“The risks to connected cars are real. Karamba Security’s automated sealing approach offers the automotive industry a tool to immediately detect and prevent cyberattacks that exploit software bugs in the code of connected cars. Thus, drivers can be confident they will always be in complete control over their vehicles, and manufacturers learn more about the frequency and nature of such attacks,” says Richard Wallace, Director, Transportation Systems Analysis, Center for Automotive Research.
How does Karamba Carwall software work?
Karamba’s patent-pending software seals the car’s ECUs by automatically creating security policies, based on factory settings. In real time, Carwall detects and prevents anything not explicitly allowed to load or run on the ECU, including in-memory attacks. Karamba claims of no ambiguity and no false alarms, detecting and preventing attackers, who try to exploit vulnerabilities and get into the car’s network.
“Karamba’s Carwall enables car manufacturers to immediately address security bugs in existing or new code and eliminate an attacker’s way into a connected car. We give car manufacturers and Tier 1 system developers the tools to detect and seal their code against exploits and detect and stop attackers before they can ever get started,” says Ami Dotan, CEO, Karamba Security.
According to the company the Carwall software requires no developer resources as it is embedded during the ECU’s software build process, so it simply becomes part of the regular development cycle. As a result, Carwall makes it easy to secure and retrofit automobiles on the road and protect them from cyber-attacks. It can also easily be part of software updates completed during a regularly scheduled service visit.
White hat hackers in March repeatedly demonstrated how security bugs could be exploited in a connected car’s code to infiltrate its safety systems, states Karamba. In the wake of this development, the Federal Bureau of Investigation (FBI), Department of Transportation, and the National Highway Traffic Safety Administration issued a Public Safety Alert (PSA) that highlighted the dangers to new and existing cars on the road. They issued a statement that said, ‘today’s vehicles are increasingly vulnerable to remote exploits that allow a hacker to manipulate critical vehicle control systems’.

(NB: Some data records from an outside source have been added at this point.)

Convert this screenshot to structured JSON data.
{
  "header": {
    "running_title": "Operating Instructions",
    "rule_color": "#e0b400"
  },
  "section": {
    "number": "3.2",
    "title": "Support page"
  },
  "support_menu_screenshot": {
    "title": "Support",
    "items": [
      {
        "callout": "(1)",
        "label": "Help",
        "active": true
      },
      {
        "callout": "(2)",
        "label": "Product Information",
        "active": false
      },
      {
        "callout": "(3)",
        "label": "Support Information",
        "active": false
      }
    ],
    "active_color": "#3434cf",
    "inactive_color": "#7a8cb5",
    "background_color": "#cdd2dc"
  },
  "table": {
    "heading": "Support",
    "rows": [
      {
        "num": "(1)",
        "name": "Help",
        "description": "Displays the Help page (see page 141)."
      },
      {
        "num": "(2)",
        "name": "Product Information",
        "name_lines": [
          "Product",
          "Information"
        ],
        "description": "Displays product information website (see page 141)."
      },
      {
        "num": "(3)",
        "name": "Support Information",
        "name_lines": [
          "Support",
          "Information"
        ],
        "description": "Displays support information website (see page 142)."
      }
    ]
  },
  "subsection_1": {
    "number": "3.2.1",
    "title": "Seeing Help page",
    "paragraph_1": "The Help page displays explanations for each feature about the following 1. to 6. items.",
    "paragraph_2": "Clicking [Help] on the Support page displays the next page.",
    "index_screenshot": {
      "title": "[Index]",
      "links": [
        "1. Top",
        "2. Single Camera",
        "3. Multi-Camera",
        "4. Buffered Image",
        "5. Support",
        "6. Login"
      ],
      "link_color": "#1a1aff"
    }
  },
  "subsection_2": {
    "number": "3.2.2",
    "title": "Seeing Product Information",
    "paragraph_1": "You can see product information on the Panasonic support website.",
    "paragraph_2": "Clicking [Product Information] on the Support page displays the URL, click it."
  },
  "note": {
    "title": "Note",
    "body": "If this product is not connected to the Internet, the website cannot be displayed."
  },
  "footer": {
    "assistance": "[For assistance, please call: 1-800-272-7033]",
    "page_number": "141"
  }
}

“As vehicle control systems become increasingly automated with everything controlled by software, the probability of code flaws that can be exploited by bad actors for nefarious purposes increases dramatically. Compound this with the growing ubiquity of connected systems including cellular telematics, V2X communications and connected smartphones, and the need to integrate cyber-security protection systems at multiple levels becomes clear,” says says Sam Abuelsamid, senior analyst, Navigant Research.
Abuelsamid opines that the full security solution set will ultimately include electronic architectures designed with security in mind, preventing intrusions to cloud-based transportation services and controlling access to in-vehicle ECUs.

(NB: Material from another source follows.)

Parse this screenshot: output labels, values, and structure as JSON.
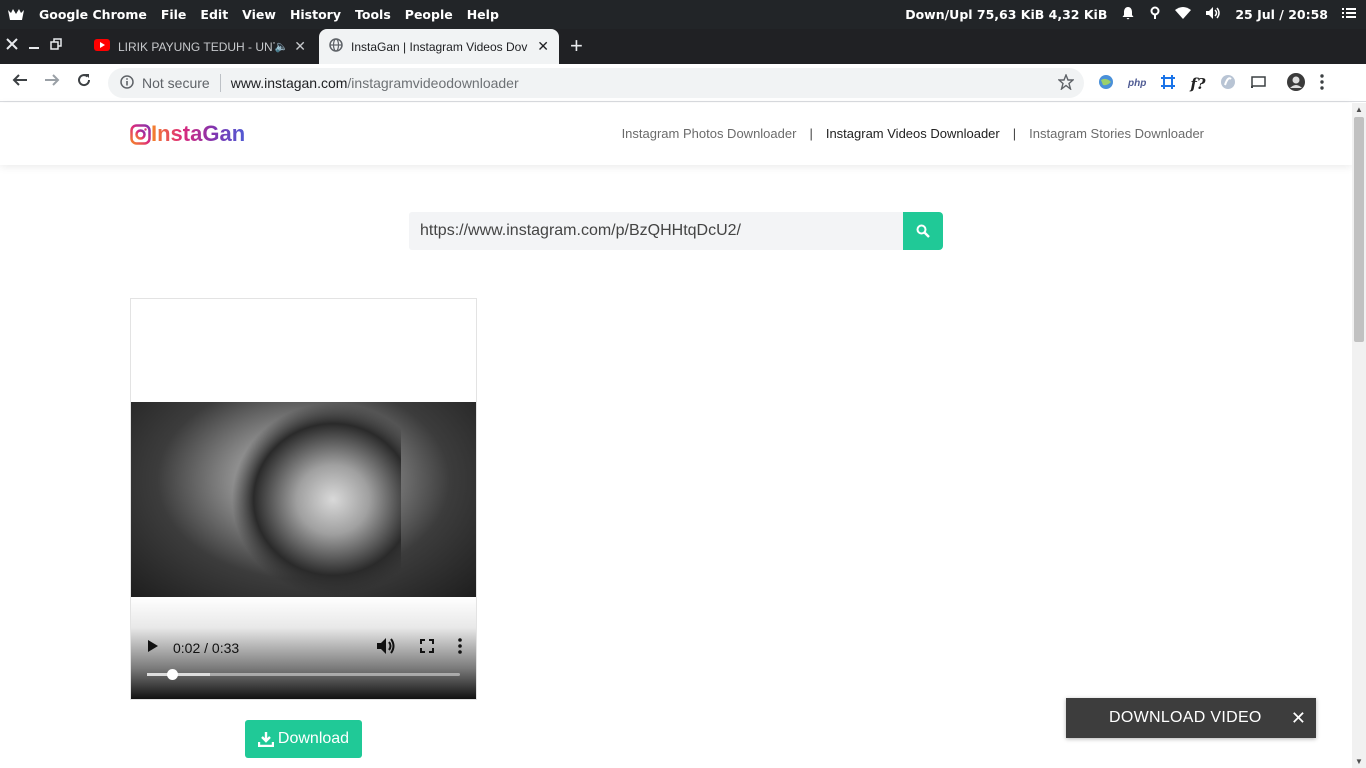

The company claims that since Carwall is part of the ECU software build it is always updated; Carwall protects the code, as is, sealing it to detect and prevent hackers from taking advantage of any security bugs that might be in the controller’s software. Karamba believes that the software’s approach gives car manufacturers and Tier 1 system providers the confidence that ECUs are protected, regardless of any security bugs they may contain, allowing them to keep their product schedules and focus resources on developing new functionality and safety features.